You could not be blamed if you think a blog exists to inform and entertain its readers. After all, a blog really isn’t much different than a magazine, right? And a magazine exists to inform and entertain its readers. Right?
Actually, this is the exact point where many information marketers go horribly wrong.
Let’s pull up a quote from an ad executive named James Collins:
“There is still an illusion to the effect that a magazine is a periodical in which advertising is incidental. But we don’t look at it that way. A magazine is simply a device to induce people to read advertising. It is a large booklet with two departments – entertainment and business. The entertainment department finds stories, pictures, verse, etc. to interest the public. The business department makes the money.”
James Collins said that in ’07.
That is, 1907.
And it’s as true today as it was then. Maybe even more so, with the advent of the Internet.
Why do websites make you click links to read the following pages in an article, rather than putting it all on one page??
Why do websites make lists of “The Top 20 __” and then make you scroll through each one, rather than putting the entire list on one page? It’s to expose you, the reader, to more ads. If you have to go to 3 different pages or 20 different slides to finish an article, you’re exposed to 3 times or even 20 times the number of ads.
As a content marketer, you must focus on two things:
Providing interesting content. It could be entertaining or informative or both, so long as it captures and holds attention. But the content isn’t what’s keeping you in profit – it’s the products you’re selling. Content is simply a means to a sale.
Making a profit. This profit could come from ads on the page, or products you promote, or even products you create and sell.
One business, two functions: Entertainment and business.
When you view your business in this light, everything becomes much more clear. You suddenly know what it is that you have to do, and more importantly, what you don’t have to do.
Look at it this way: The only purpose for your content (blog posts, articles, podcasts, free ebooks, tweets, posts, etc.) is to gather the specific audience you want.
So you choose your audience and then tailor your content accordingly.
Now then, ideally you want your audience to sign up to your email list. This makes it far easier to do the business side of your business. Otherwise you are dependent on readers to click your ads or buy your products. But with a list, you can send emails to your prospects promoting products they can buy.
Your focus should be on turning every reader you can into a subscriber. And when you do, you offer them whatever it is that they already want.
Find out their desires and sell them the solutions and products they already want. Don’t try to forge new paths by educating your audience on what they “should” want. This is an uphill battle you will lose. Instead, discover what they already desire and also how they like to be sold. Then act accordingly.

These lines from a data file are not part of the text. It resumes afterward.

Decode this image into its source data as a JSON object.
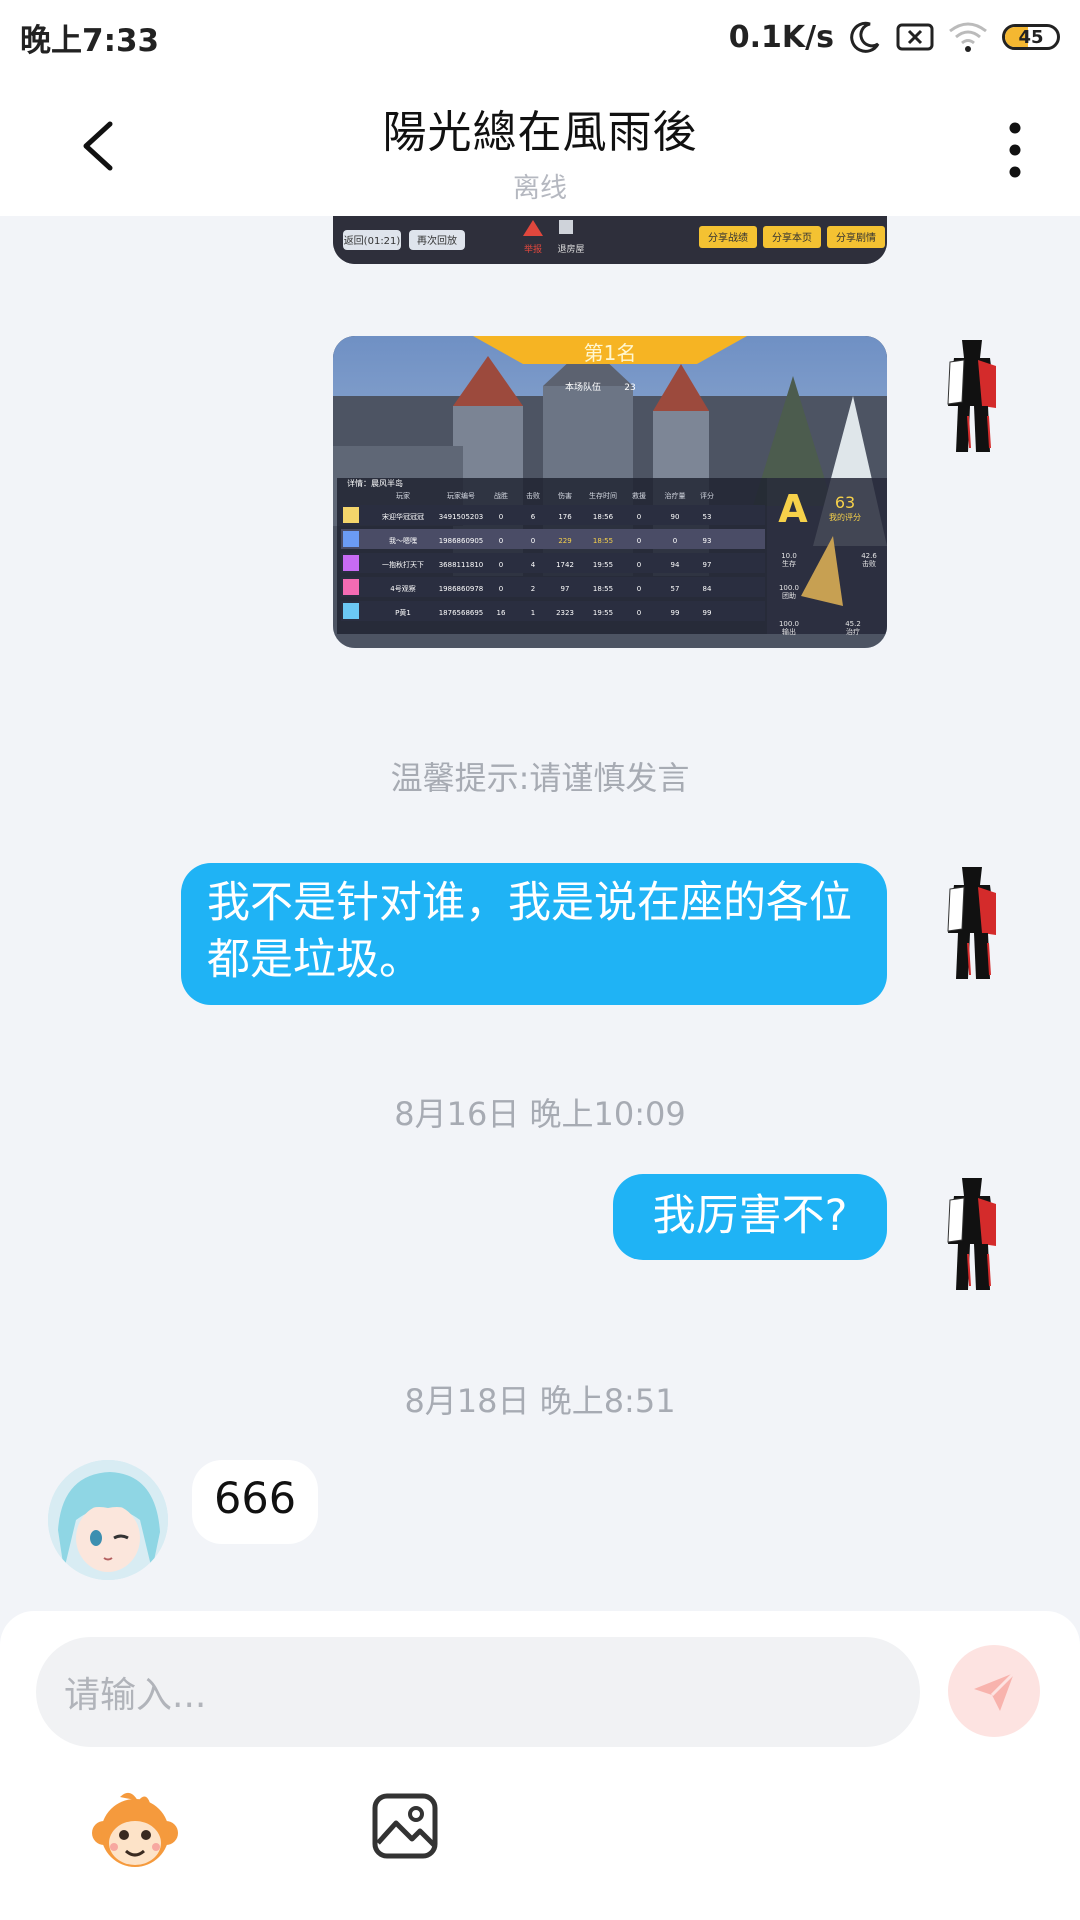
{
  "status_bar": {
    "time": "晚上7:33",
    "net_speed": "0.1K/s",
    "battery_level": "45"
  },
  "header": {
    "title": "陽光總在風雨後",
    "status": "离线"
  },
  "screenshot_top": {
    "buttons": [
      "返回(01:21)",
      "再次回放",
      "分享战绩",
      "分享本页",
      "分享剧情"
    ],
    "center_labels": [
      "举报",
      "退房屋"
    ]
  },
  "screenshot_main": {
    "banner": "第1名",
    "sub_label": "本场队伍",
    "sub_value": "23",
    "team": "详情：晨风半岛",
    "columns": [
      "玩家",
      "玩家编号",
      "战胜",
      "击败",
      "伤害",
      "生存时间",
      "救援",
      "治疗量",
      "评分"
    ],
    "rows": [
      [
        "宋迎华冠冠冠",
        "3491505203",
        "0",
        "6",
        "176",
        "18:56",
        "0",
        "90",
        "53"
      ],
      [
        "我～嗯嘿",
        "1986860905",
        "0",
        "0",
        "229",
        "18:55",
        "0",
        "0",
        "93"
      ],
      [
        "一抱秋打天下",
        "3688111810",
        "0",
        "4",
        "1742",
        "19:55",
        "0",
        "94",
        "97"
      ],
      [
        "4号观察",
        "1986860978",
        "0",
        "2",
        "97",
        "18:55",
        "0",
        "57",
        "84"
      ],
      [
        "P黄1",
        "1876568695",
        "16",
        "1",
        "2323",
        "19:55",
        "0",
        "99",
        "99"
      ]
    ],
    "grade": "A",
    "grade_score": "63",
    "grade_caption": "我的评分",
    "stats": [
      {
        "label": "生存",
        "value": "10.0"
      },
      {
        "label": "团助",
        "value": "100.0"
      },
      {
        "label": "击败",
        "value": "42.6"
      },
      {
        "label": "输出",
        "value": "100.0"
      },
      {
        "label": "治疗",
        "value": "45.2"
      }
    ]
  },
  "system_tip": "温馨提示:请谨慎发言",
  "messages": [
    {
      "direction": "out",
      "text": "我不是针对谁，我是说在座的各位都是垃圾。"
    },
    {
      "timestamp": "8月16日 晚上10:09"
    },
    {
      "direction": "out",
      "text": "我厉害不?"
    },
    {
      "timestamp": "8月18日 晚上8:51"
    },
    {
      "direction": "in",
      "text": "666"
    }
  ],
  "composer": {
    "placeholder": "请输入..."
  },
  "colors": {
    "outgoing_bubble": "#1fb3f5",
    "background": "#f2f4f8",
    "send_button": "#fde3e1",
    "banner_gold": "#f6b423"
  }
}
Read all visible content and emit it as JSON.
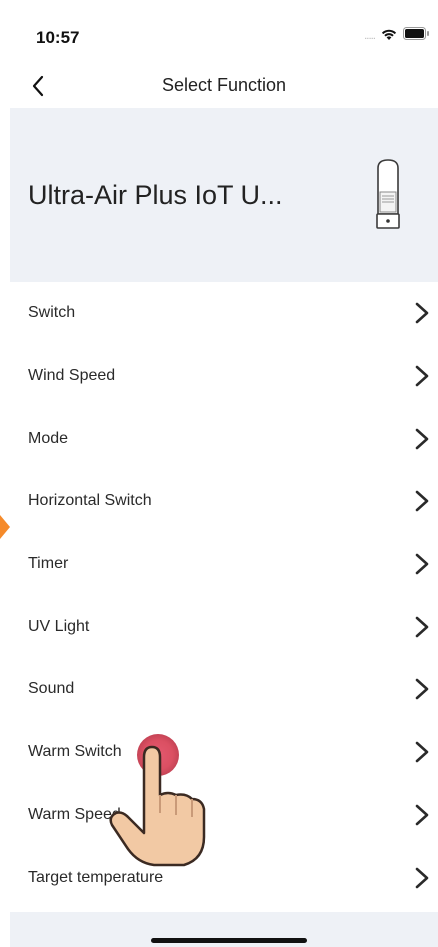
{
  "status_bar": {
    "time": "10:57",
    "signal": ".....",
    "icons": [
      "wifi-icon",
      "battery-icon"
    ]
  },
  "nav": {
    "title": "Select Function",
    "back_icon": "chevron-left-icon"
  },
  "device": {
    "name": "Ultra-Air Plus IoT U...",
    "image_icon": "air-purifier-icon"
  },
  "functions": [
    {
      "label": "Switch"
    },
    {
      "label": "Wind Speed"
    },
    {
      "label": "Mode"
    },
    {
      "label": "Horizontal Switch"
    },
    {
      "label": "Timer"
    },
    {
      "label": "UV Light"
    },
    {
      "label": "Sound"
    },
    {
      "label": "Warm Switch"
    },
    {
      "label": "Warm Speed"
    },
    {
      "label": "Target temperature"
    }
  ],
  "overlay": {
    "pointer_icon": "hand-pointer-icon",
    "marker_color": "#f58a2a",
    "tap_color": "#d9465a"
  },
  "colors": {
    "header_bg": "#eef1f6",
    "text": "#2a2a2a"
  }
}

Remember: Your content is simply a device to induce people to read and act upon your marketing. It’s that simple.